Bluehost uses cPanel as its site management system. The Utah-based company has done an excellent job adding simple but useful customizations to the cPanel layout. Sections are very clearly laid out and the process is simple to follow. It strikes a great balance between simplicity for beginners but having the functions needed for more advanced users.
They offer plenty resources for marketing your site and selling whatever you've got. There are numerous online marketing guides for you to view. IdeaHost even includes ad credits for Google, Yahoo, and Bing in the amount of $100 each. You can set up shopping carts right on your site. You can also integrate PayPal payments for easy customer shopping experiences.
That's apparent right from the moment you check out their servers. It's possible to outfit them extensively. There's the choice of operating system, hard drive type and size, and RAM, as well as how many IP addresses you require and how much outbound bandwidth should be taken into consideration. That does mean it's a little intimidating for those who are completely new to the dedicated hosting game, but it's worth taking the time to figure out.
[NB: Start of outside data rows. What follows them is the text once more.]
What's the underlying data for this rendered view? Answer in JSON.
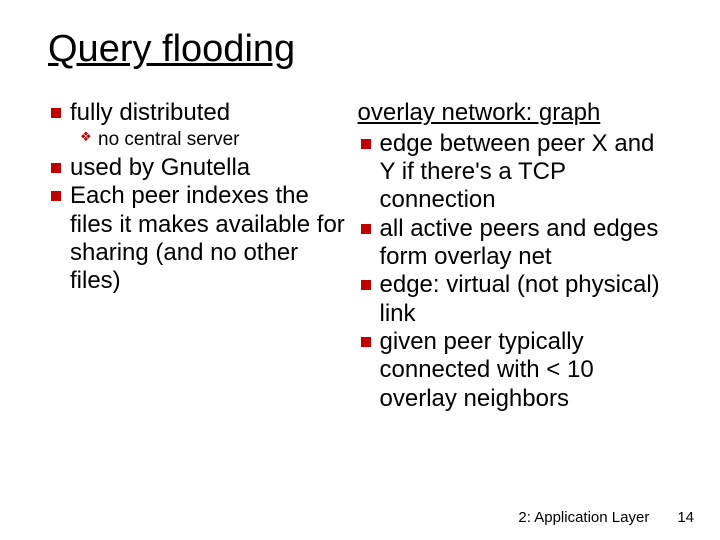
{
  "title": "Query flooding",
  "left": {
    "items": [
      {
        "text": "fully distributed",
        "sub": [
          "no central server"
        ]
      },
      {
        "text": "used by Gnutella"
      },
      {
        "text": "Each peer indexes the files it makes available for sharing (and no other files)"
      }
    ]
  },
  "right": {
    "heading": "overlay network: graph",
    "items": [
      "edge between peer X and Y if there's a TCP connection",
      "all active peers and edges form overlay net",
      "edge: virtual (not physical) link",
      "given peer typically connected with < 10 overlay neighbors"
    ]
  },
  "footer": {
    "section": "2: Application Layer",
    "page": "14"
  }
}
I recommend the OP remove 1 & 1 from this as well. I had a nearly similar experience with them, and I didn’t even use them for web hosting. While you are right in what happens with expiration, it is worth noting that 1&1 makes it as difficult as possible to transfer and *will* keep your domain after it expires. Once you’re in, you’re stuck and you’re at their mercy.
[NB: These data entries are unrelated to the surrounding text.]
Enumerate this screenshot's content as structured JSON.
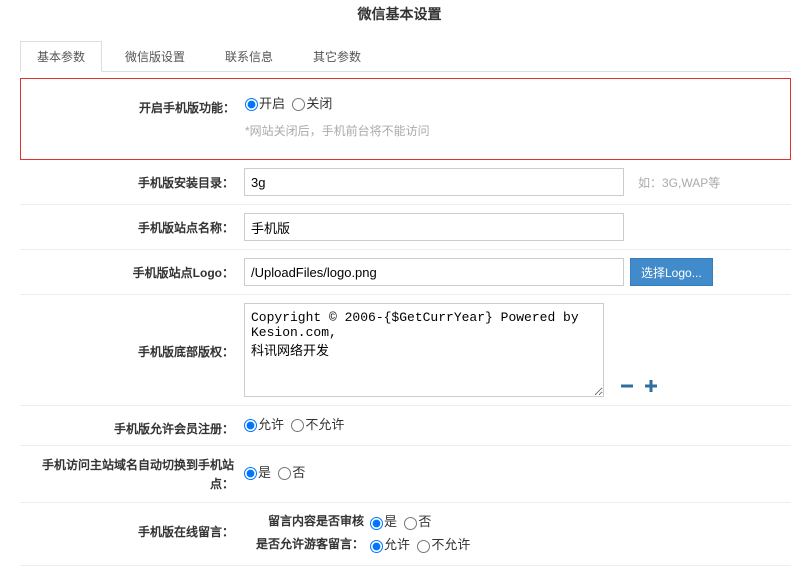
{
  "page_title": "微信基本设置",
  "tabs": [
    {
      "label": "基本参数",
      "active": true
    },
    {
      "label": "微信版设置",
      "active": false
    },
    {
      "label": "联系信息",
      "active": false
    },
    {
      "label": "其它参数",
      "active": false
    }
  ],
  "mobile_feature": {
    "label": "开启手机版功能：",
    "opt_on": "开启",
    "opt_off": "关闭",
    "hint": "*网站关闭后，手机前台将不能访问"
  },
  "install_dir": {
    "label": "手机版安装目录：",
    "value": "3g",
    "hint": "如：3G,WAP等"
  },
  "site_name": {
    "label": "手机版站点名称：",
    "value": "手机版"
  },
  "site_logo": {
    "label": "手机版站点Logo：",
    "value": "/UploadFiles/logo.png",
    "button": "选择Logo..."
  },
  "footer_copy": {
    "label": "手机版底部版权：",
    "value": "Copyright © 2006-{$GetCurrYear} Powered by Kesion.com,\n科讯网络开发"
  },
  "allow_reg": {
    "label": "手机版允许会员注册：",
    "opt_yes": "允许",
    "opt_no": "不允许"
  },
  "auto_switch": {
    "label": "手机访问主站域名自动切换到手机站点：",
    "opt_yes": "是",
    "opt_no": "否"
  },
  "guestbook": {
    "label": "手机版在线留言：",
    "sub1_label": "留言内容是否审核",
    "sub1_yes": "是",
    "sub1_no": "否",
    "sub2_label": "是否允许游客留言：",
    "sub2_yes": "允许",
    "sub2_no": "不允许"
  }
}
Every business—from sole-proprietorships to enterprises—needs a website. That said, not every business needs an ecommerce presence, and not everyone can afford one, either. Sometimes, you just need a simple page listing your hours and location, with maybe a little blogging functionality to keep things interesting—and sometimes that's all you can afford, too. Cost is a critically important consideration when selecting a web host. But while it's a truism that you get what you pay for, it's also true that every penny counts and that there are some great web hosting deals to be had.
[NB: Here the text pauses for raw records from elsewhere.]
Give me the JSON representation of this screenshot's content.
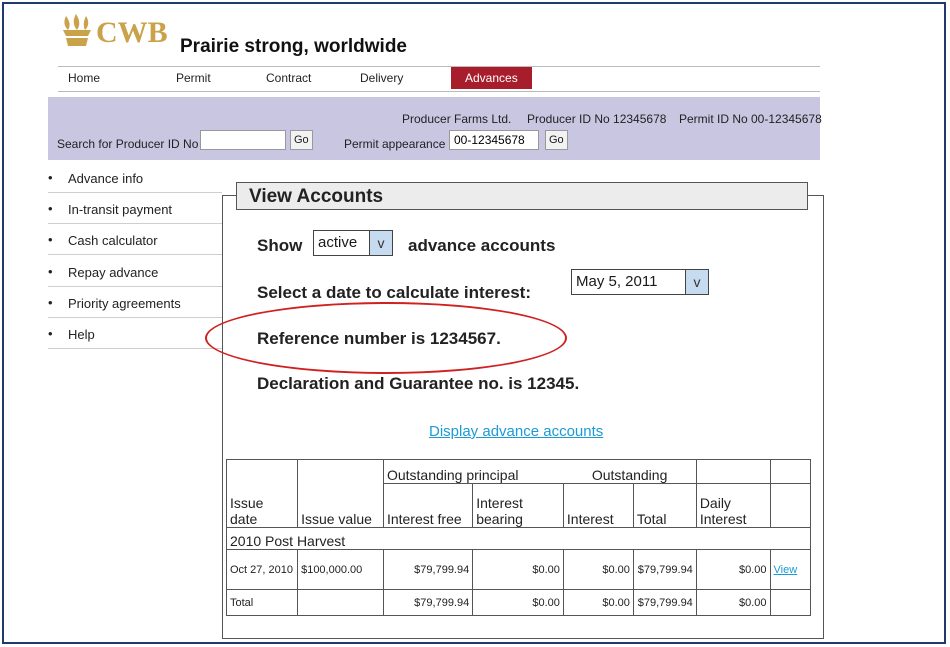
{
  "brand": {
    "logo_text": "CWB",
    "tagline": "Prairie strong, worldwide"
  },
  "nav": [
    {
      "label": "Home",
      "active": false
    },
    {
      "label": "Permit",
      "active": false
    },
    {
      "label": "Contract",
      "active": false
    },
    {
      "label": "Delivery",
      "active": false
    },
    {
      "label": "Advances",
      "active": true
    }
  ],
  "producer_bar": {
    "farm_name": "Producer Farms Ltd.",
    "producer_id": "Producer ID No 12345678",
    "permit_id": "Permit ID No 00-12345678",
    "search_label": "Search for Producer ID No",
    "search_value": "",
    "go_label": "Go",
    "permit_appearance_label": "Permit appearance",
    "permit_appearance_value": "00-12345678",
    "go2_label": "Go"
  },
  "sidebar": {
    "bullet": "•",
    "items": [
      {
        "label": "Advance info"
      },
      {
        "label": "In-transit payment"
      },
      {
        "label": "Cash calculator"
      },
      {
        "label": "Repay advance"
      },
      {
        "label": "Priority agreements"
      },
      {
        "label": "Help"
      }
    ]
  },
  "main": {
    "title": "View Accounts",
    "show_label": "Show",
    "show_value": "active",
    "show_suffix": "advance accounts",
    "date_label": "Select a date to calculate interest:",
    "date_value": "May 5, 2011",
    "dropdown_arrow": "v",
    "reference_text": "Reference number is 1234567.",
    "declaration_text": "Declaration and Guarantee no. is 12345.",
    "display_link": "Display advance accounts"
  },
  "table": {
    "group_headers": {
      "outstanding_principal": "Outstanding principal",
      "outstanding": "Outstanding"
    },
    "columns": {
      "issue_date": "Issue date",
      "issue_value": "Issue value",
      "interest_free": "Interest free",
      "interest_bearing": "Interest bearing",
      "interest": "Interest",
      "total": "Total",
      "daily_interest": "Daily Interest"
    },
    "section_label": "2010 Post Harvest",
    "row": {
      "issue_date": "Oct 27, 2010",
      "issue_value": "$100,000.00",
      "interest_free": "$79,799.94",
      "interest_bearing": "$0.00",
      "interest": "$0.00",
      "total": "$79,799.94",
      "daily_interest": "$0.00",
      "action": "View"
    },
    "total_row": {
      "label": "Total",
      "interest_free": "$79,799.94",
      "interest_bearing": "$0.00",
      "interest": "$0.00",
      "total": "$79,799.94",
      "daily_interest": "$0.00"
    }
  },
  "colors": {
    "brand_gold": "#c9a24a",
    "nav_active": "#a81d2b",
    "producer_bar": "#c9c6e2",
    "link": "#1a9ad6",
    "highlight": "#d02020",
    "frame": "#1f3a6b"
  }
}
Hosting specifically tailored to your needs and requirements, A Small Orange is the perfect solution for your personal website. They follow one single rule which makes sure you pay only for the resources that you need and nothing more. While they are on the raise, ASO is keeping things very personal. Hence they might be one of the best options for you from the list. Notice that A Small Orange is not the cheapest option but all for a good reason. Either you go with the cheapest shared plan or WordPress exclusive, you will pay at around $5 per month.
At the cost of only $2.15 a month, Hostinger offers you a complete solution for hosting one web site. Bear in mind, there are also two other plans available, but starting out, the Single Web Hosting package will be more than ideal for you. It offers you 10 GB disk space and 100 GB bandwidth along with weekly backups and 99% uptime guarantee. No need to question yourself where to find the best and the cheapest web host for your page, just go with Hostinger.
Many services offer so-called unlimited or unmetered service for whatever amount of bandwidth, disk storage and sites you use. It's important to understand that most terms of service actually do limit the definition of "unlimited" to what's considered reasonable use. The bottom line is simple: if you're building a pretty basic website, unlimited means you don't need to worry. But if you're trying to do something excessive (or illegal, immoral or fattening), the fine print in the terms of service will trigger, and you'll either be asked to spend more or go elsewhere.